NEW YORK (AP) — Stocks mostly fell on Monday, but a spurt in oil prices helped push the energy sector higher and the Dow Jones industrial average to another record.
The Dow rose 39.58 points, or 0.2 percent, to extend its record set on Friday. The Standard & Poor’s 500 index, which is the benchmark for many more investors than the Dow, pulled back from its own record, also set on Friday, and dipped 2.57 points, or 0.1 percent, to 2,256.96. The Nasdaq composite fell 31.96, or 0.6 percent, to 5,412.54.
The Dow was able to make the lone gain among the big three indexes partly thanks to Exxon Mobil and Chevron. They rose with oil, which touched its highest price since the summer of 2015 after OPEC persuaded Russia and 10 other oil-producing nations to announce production cuts over the weekend.
Energy stocks in the S&P 500 rose 0.7 percent, and they were among the six sectors to rise of the 11 that make up the index.
Still, nine stocks fell on the New York Stock Exchange for every five that rose, and the day’s loss marked the end of a six-day winning streak for the S&P 500, its longest such run since June 2014.
Some investors say they’re taking a more cautious, wait-and-see approach following the market’s strong run over the last month. The S&P 500 has climbed 5.4 percent since the presidential election on expectations that proposed tax cuts will lead to higher profits for businesses and less regulation may create stronger economic growth.
“Unless and until we see hard evidence of the economy picking up, we’re going to take these profits as a gift and pocket them,” says Rich Weiss, senior portfolio manager at American Century. Mutual funds that he oversees have been paring back their stock investments in recent days and weeks as the price tags for them have shot higher.
Donald Trump’s surprise presidential election victory has also driven expectations for inflation higher, which have helped to drive bond yields upward.
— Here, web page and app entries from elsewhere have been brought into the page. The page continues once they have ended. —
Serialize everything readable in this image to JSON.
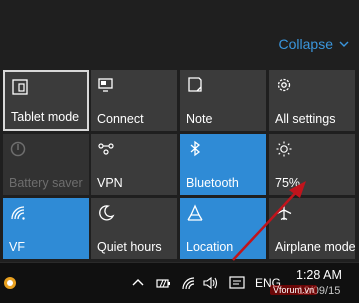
{
  "panel": {
    "collapse_label": "Collapse",
    "accent": "#3a96dd"
  },
  "tiles": {
    "tablet_mode": "Tablet mode",
    "connect": "Connect",
    "note": "Note",
    "all_settings": "All settings",
    "battery_saver": "Battery saver",
    "vpn": "VPN",
    "bluetooth": "Bluetooth",
    "brightness": "75%",
    "wifi": "VF",
    "quiet_hours": "Quiet hours",
    "location": "Location",
    "airplane_mode": "Airplane mode"
  },
  "taskbar": {
    "language": "ENG",
    "time": "1:28 AM",
    "date": "12/09/15"
  },
  "watermark": "Vforum.vn",
  "colors": {
    "tile_active": "#2f8bd6",
    "tile_default": "#3b3b3b",
    "arrow": "#c0141c"
  }
}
Inflation is one of bond investors’ biggest fears, and they’re demanding higher yields in order to compensate for the perceived increase in risk.
The yield on the 10-year Treasury note rose above 2.50 percent to its highest level since autumn 2014 before settling back at 2.47 percent on Monday, where it was on late Friday.
When the Federal Reserve wraps up its two-day policy meeting on Wednesday, investors almost universally expect it to raise short-term interest rates for just the second time in a decade.
The central bank has held interest rates at close to zero since the Great Recession in hopes of driving economic growth, though the low rates have also squeezed savers looking for income from bank accounts and bonds.
The price of U.S. benchmark crude rose $1.33, or 2.6 percent, to settle at $52.83 per barrel in New York. The price of Brent crude, the international standard, rose $1.36, or 2.5 percent, to close at $55.69 a barrel in London.
That helped Exxon Mobil to rise $1.98, or 2.2 percent, to $90.98. Chevron rose $1.34, or 1.2 percent, to $117.15, and ConocoPhillips rose 61 cents, or 1.2 percent, to $51.38.
The biggest loss in the S&P 500 came from Alexion Pharmaceuticals, which dropped $16.99, or 12.9 percent, to $115.08 after the company named an interim CEO and a new chief financial officer. The biopharmaceutical company is in the midst of an investigation into its sales practices.
Viacom had the second-biggest decline in the index. The media company, which owns Paramount, Comedy Central and MTV, fell $3.63, or 9.4 percent, to $34.99. National Amusements, which controls both Viacom and CBS, said it’s no longer looking to combine the two.
Lockheed Martin fell $6.42, or 2.5 percent, to $253.11 after President-elect Trump tweeted that the cost of its F-35 fighter jet program “is out of control.” Last week, Trump criticized Boeing for the cost of the next Air Force One. That tweet briefly caused Boeing stock to drop, though it quickly turned back higher.
Natural gas dropped 23.9 cents, or 6.4 percent, to settle at $3.507 per 1,000 cubic feet, giving up some of its big gains from the past month. Natural gas, which often rises with expectations of colder temperatures and increased electricity usage, rose last week to its highest price in two years.
Wholesale gasoline rose 4 cents to $1.54 per gallon, and heating oil rose 3 cents to $1.67 a gallon.
Gold rose $3.90, or 0.3 percent, to $1,165.80 per ounce. Silver rose 22 cents to $17.19 an ounce and copper fell 3 cents to $2.62 per pound.
The dollar fell against many of its rivals, including the British pound and Canadian dollar. The euro rose to $1.0630 from $1.0551, and the dollar fell to 115.12 yen from 115.23 yen.
In Europe, Britain’s FTSE 100 stock index fell 0.9 percent and Germany’s DAX shed 0.1 percent. France’s CAC 40 was down 0.1 percent. In Asia, Japan’s Nikkei 225 index rose 0.8 percent South Korea’s Kospi index inched up 0.1 percent and Hong Kong’s Hang Seng fell 1.4 percent.